What needs to be done: Please retype all of the data below, word for word.

Raw data:
-*-*-

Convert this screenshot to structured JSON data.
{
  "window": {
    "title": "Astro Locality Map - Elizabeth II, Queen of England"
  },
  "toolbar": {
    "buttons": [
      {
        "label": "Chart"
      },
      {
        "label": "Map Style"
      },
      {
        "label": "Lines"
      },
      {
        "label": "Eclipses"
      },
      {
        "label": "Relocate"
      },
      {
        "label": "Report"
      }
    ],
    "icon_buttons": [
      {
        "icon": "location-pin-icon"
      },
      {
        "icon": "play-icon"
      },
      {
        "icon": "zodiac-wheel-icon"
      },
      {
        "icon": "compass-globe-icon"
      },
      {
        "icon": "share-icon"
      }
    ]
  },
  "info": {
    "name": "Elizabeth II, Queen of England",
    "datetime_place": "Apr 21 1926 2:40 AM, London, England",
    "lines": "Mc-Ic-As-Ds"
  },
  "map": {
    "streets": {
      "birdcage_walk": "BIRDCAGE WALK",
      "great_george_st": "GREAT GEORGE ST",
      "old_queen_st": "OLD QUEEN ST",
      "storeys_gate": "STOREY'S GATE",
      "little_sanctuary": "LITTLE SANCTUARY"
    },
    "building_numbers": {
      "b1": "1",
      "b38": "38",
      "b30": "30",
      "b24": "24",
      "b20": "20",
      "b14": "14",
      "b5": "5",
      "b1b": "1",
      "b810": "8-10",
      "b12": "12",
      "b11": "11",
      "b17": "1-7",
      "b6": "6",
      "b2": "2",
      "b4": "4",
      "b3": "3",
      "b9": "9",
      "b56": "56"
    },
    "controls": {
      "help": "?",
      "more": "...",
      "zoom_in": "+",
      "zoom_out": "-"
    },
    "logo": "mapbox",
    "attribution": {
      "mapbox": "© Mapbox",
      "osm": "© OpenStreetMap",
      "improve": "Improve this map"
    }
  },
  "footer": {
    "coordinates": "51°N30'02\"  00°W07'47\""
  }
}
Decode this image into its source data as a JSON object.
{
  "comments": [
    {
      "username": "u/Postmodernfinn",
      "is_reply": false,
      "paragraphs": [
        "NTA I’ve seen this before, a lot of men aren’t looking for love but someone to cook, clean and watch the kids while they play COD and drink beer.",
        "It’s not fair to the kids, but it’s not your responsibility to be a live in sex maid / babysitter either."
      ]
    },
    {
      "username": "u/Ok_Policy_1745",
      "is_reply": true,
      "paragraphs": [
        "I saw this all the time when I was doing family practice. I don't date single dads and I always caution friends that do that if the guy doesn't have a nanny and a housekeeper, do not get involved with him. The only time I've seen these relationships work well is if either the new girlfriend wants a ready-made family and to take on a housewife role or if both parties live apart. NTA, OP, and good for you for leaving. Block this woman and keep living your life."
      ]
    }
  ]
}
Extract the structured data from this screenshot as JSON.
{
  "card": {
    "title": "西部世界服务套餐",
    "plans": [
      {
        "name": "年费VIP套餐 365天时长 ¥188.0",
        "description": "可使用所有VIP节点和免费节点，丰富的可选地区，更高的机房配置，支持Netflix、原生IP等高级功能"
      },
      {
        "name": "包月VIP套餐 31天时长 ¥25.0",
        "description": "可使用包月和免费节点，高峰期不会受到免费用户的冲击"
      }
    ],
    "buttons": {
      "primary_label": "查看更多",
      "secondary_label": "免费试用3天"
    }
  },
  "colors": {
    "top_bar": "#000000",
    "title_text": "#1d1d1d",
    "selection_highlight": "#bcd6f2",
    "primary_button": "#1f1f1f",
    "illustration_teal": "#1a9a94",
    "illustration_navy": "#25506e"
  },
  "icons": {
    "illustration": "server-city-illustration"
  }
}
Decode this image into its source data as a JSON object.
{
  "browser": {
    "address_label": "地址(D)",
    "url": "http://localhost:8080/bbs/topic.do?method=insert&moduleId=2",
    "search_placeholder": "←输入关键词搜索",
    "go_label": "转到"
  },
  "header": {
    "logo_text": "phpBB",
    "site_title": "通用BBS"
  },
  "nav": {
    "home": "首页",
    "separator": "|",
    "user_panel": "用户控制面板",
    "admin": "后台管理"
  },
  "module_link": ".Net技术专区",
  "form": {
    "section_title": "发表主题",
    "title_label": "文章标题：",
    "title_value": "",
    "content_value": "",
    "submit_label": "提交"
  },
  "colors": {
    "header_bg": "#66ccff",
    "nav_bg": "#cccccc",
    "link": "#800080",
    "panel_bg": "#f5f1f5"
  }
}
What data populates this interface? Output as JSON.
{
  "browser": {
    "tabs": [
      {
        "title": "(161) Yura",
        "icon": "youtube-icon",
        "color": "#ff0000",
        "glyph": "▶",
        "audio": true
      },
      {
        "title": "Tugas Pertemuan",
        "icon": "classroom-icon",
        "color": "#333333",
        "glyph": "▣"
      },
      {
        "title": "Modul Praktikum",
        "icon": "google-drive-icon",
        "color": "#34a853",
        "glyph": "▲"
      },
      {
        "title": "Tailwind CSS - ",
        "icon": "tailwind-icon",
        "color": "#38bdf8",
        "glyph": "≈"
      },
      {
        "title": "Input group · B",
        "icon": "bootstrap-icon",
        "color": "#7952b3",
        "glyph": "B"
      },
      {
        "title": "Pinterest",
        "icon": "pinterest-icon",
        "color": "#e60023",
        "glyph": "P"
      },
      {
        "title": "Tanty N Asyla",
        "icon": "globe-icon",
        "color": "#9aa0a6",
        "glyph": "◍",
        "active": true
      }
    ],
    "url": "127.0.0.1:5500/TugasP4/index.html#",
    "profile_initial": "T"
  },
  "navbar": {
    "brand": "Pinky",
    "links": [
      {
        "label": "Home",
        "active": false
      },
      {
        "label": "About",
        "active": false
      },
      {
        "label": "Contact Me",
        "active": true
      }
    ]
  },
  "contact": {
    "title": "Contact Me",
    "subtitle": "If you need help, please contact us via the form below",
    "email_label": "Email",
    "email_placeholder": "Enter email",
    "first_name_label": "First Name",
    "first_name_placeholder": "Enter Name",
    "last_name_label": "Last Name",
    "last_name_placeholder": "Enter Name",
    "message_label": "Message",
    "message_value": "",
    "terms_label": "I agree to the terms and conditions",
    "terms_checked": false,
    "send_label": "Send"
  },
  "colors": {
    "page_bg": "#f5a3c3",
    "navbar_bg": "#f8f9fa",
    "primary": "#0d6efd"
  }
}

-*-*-

Task response:
Convert this screenshot to structured JSON data.
{
  "window": {
    "title": "Astro Locality Map - Elizabeth II, Queen of England"
  },
  "toolbar": {
    "buttons": [
      {
        "label": "Chart"
      },
      {
        "label": "Map Style"
      },
      {
        "label": "Lines"
      },
      {
        "label": "Eclipses"
      },
      {
        "label": "Relocate"
      },
      {
        "label": "Report"
      }
    ],
    "icon_buttons": [
      {
        "icon": "location-pin-icon"
      },
      {
        "icon": "play-icon"
      },
      {
        "icon": "zodiac-wheel-icon"
      },
      {
        "icon": "compass-globe-icon"
      },
      {
        "icon": "share-icon"
      }
    ]
  },
  "info": {
    "name": "Elizabeth II, Queen of England",
    "datetime_place": "Apr 21 1926 2:40 AM, London, England",
    "lines": "Mc-Ic-As-Ds"
  },
  "map": {
    "streets": {
      "birdcage_walk": "BIRDCAGE WALK",
      "great_george_st": "GREAT GEORGE ST",
      "old_queen_st": "OLD QUEEN ST",
      "storeys_gate": "STOREY'S GATE",
      "little_sanctuary": "LITTLE SANCTUARY"
    },
    "building_numbers": {
      "b1": "1",
      "b38": "38",
      "b30": "30",
      "b24": "24",
      "b20": "20",
      "b14": "14",
      "b5": "5",
      "b1b": "1",
      "b810": "8-10",
      "b12": "12",
      "b11": "11",
      "b17": "1-7",
      "b6": "6",
      "b2": "2",
      "b4": "4",
      "b3": "3",
      "b9": "9",
      "b56": "56"
    },
    "controls": {
      "help": "?",
      "more": "...",
      "zoom_in": "+",
      "zoom_out": "-"
    },
    "logo": "mapbox",
    "attribution": {
      "mapbox": "© Mapbox",
      "osm": "© OpenStreetMap",
      "improve": "Improve this map"
    }
  },
  "footer": {
    "coordinates": "51°N30'02\"  00°W07'47\""
  }
}
Decode this image into its source data as a JSON object.
{
  "comments": [
    {
      "username": "u/Postmodernfinn",
      "is_reply": false,
      "paragraphs": [
        "NTA I’ve seen this before, a lot of men aren’t looking for love but someone to cook, clean and watch the kids while they play COD and drink beer.",
        "It’s not fair to the kids, but it’s not your responsibility to be a live in sex maid / babysitter either."
      ]
    },
    {
      "username": "u/Ok_Policy_1745",
      "is_reply": true,
      "paragraphs": [
        "I saw this all the time when I was doing family practice. I don't date single dads and I always caution friends that do that if the guy doesn't have a nanny and a housekeeper, do not get involved with him. The only time I've seen these relationships work well is if either the new girlfriend wants a ready-made family and to take on a housewife role or if both parties live apart. NTA, OP, and good for you for leaving. Block this woman and keep living your life."
      ]
    }
  ]
}
Extract the structured data from this screenshot as JSON.
{
  "card": {
    "title": "西部世界服务套餐",
    "plans": [
      {
        "name": "年费VIP套餐 365天时长 ¥188.0",
        "description": "可使用所有VIP节点和免费节点，丰富的可选地区，更高的机房配置，支持Netflix、原生IP等高级功能"
      },
      {
        "name": "包月VIP套餐 31天时长 ¥25.0",
        "description": "可使用包月和免费节点，高峰期不会受到免费用户的冲击"
      }
    ],
    "buttons": {
      "primary_label": "查看更多",
      "secondary_label": "免费试用3天"
    }
  },
  "colors": {
    "top_bar": "#000000",
    "title_text": "#1d1d1d",
    "selection_highlight": "#bcd6f2",
    "primary_button": "#1f1f1f",
    "illustration_teal": "#1a9a94",
    "illustration_navy": "#25506e"
  },
  "icons": {
    "illustration": "server-city-illustration"
  }
}
Decode this image into its source data as a JSON object.
{
  "browser": {
    "address_label": "地址(D)",
    "url": "http://localhost:8080/bbs/topic.do?method=insert&moduleId=2",
    "search_placeholder": "←输入关键词搜索",
    "go_label": "转到"
  },
  "header": {
    "logo_text": "phpBB",
    "site_title": "通用BBS"
  },
  "nav": {
    "home": "首页",
    "separator": "|",
    "user_panel": "用户控制面板",
    "admin": "后台管理"
  },
  "module_link": ".Net技术专区",
  "form": {
    "section_title": "发表主题",
    "title_label": "文章标题：",
    "title_value": "",
    "content_value": "",
    "submit_label": "提交"
  },
  "colors": {
    "header_bg": "#66ccff",
    "nav_bg": "#cccccc",
    "link": "#800080",
    "panel_bg": "#f5f1f5"
  }
}
What data populates this interface? Output as JSON.
{
  "browser": {
    "tabs": [
      {
        "title": "(161) Yura",
        "icon": "youtube-icon",
        "color": "#ff0000",
        "glyph": "▶",
        "audio": true
      },
      {
        "title": "Tugas Pertemuan",
        "icon": "classroom-icon",
        "color": "#333333",
        "glyph": "▣"
      },
      {
        "title": "Modul Praktikum",
        "icon": "google-drive-icon",
        "color": "#34a853",
        "glyph": "▲"
      },
      {
        "title": "Tailwind CSS - ",
        "icon": "tailwind-icon",
        "color": "#38bdf8",
        "glyph": "≈"
      },
      {
        "title": "Input group · B",
        "icon": "bootstrap-icon",
        "color": "#7952b3",
        "glyph": "B"
      },
      {
        "title": "Pinterest",
        "icon": "pinterest-icon",
        "color": "#e60023",
        "glyph": "P"
      },
      {
        "title": "Tanty N Asyla",
        "icon": "globe-icon",
        "color": "#9aa0a6",
        "glyph": "◍",
        "active": true
      }
    ],
    "url": "127.0.0.1:5500/TugasP4/index.html#",
    "profile_initial": "T"
  },
  "navbar": {
    "brand": "Pinky",
    "links": [
      {
        "label": "Home",
        "active": false
      },
      {
        "label": "About",
        "active": false
      },
      {
        "label": "Contact Me",
        "active": true
      }
    ]
  },
  "contact": {
    "title": "Contact Me",
    "subtitle": "If you need help, please contact us via the form below",
    "email_label": "Email",
    "email_placeholder": "Enter email",
    "first_name_label": "First Name",
    "first_name_placeholder": "Enter Name",
    "last_name_label": "Last Name",
    "last_name_placeholder": "Enter Name",
    "message_label": "Message",
    "message_value": "",
    "terms_label": "I agree to the terms and conditions",
    "terms_checked": false,
    "send_label": "Send"
  },
  "colors": {
    "page_bg": "#f5a3c3",
    "navbar_bg": "#f8f9fa",
    "primary": "#0d6efd"
  }
}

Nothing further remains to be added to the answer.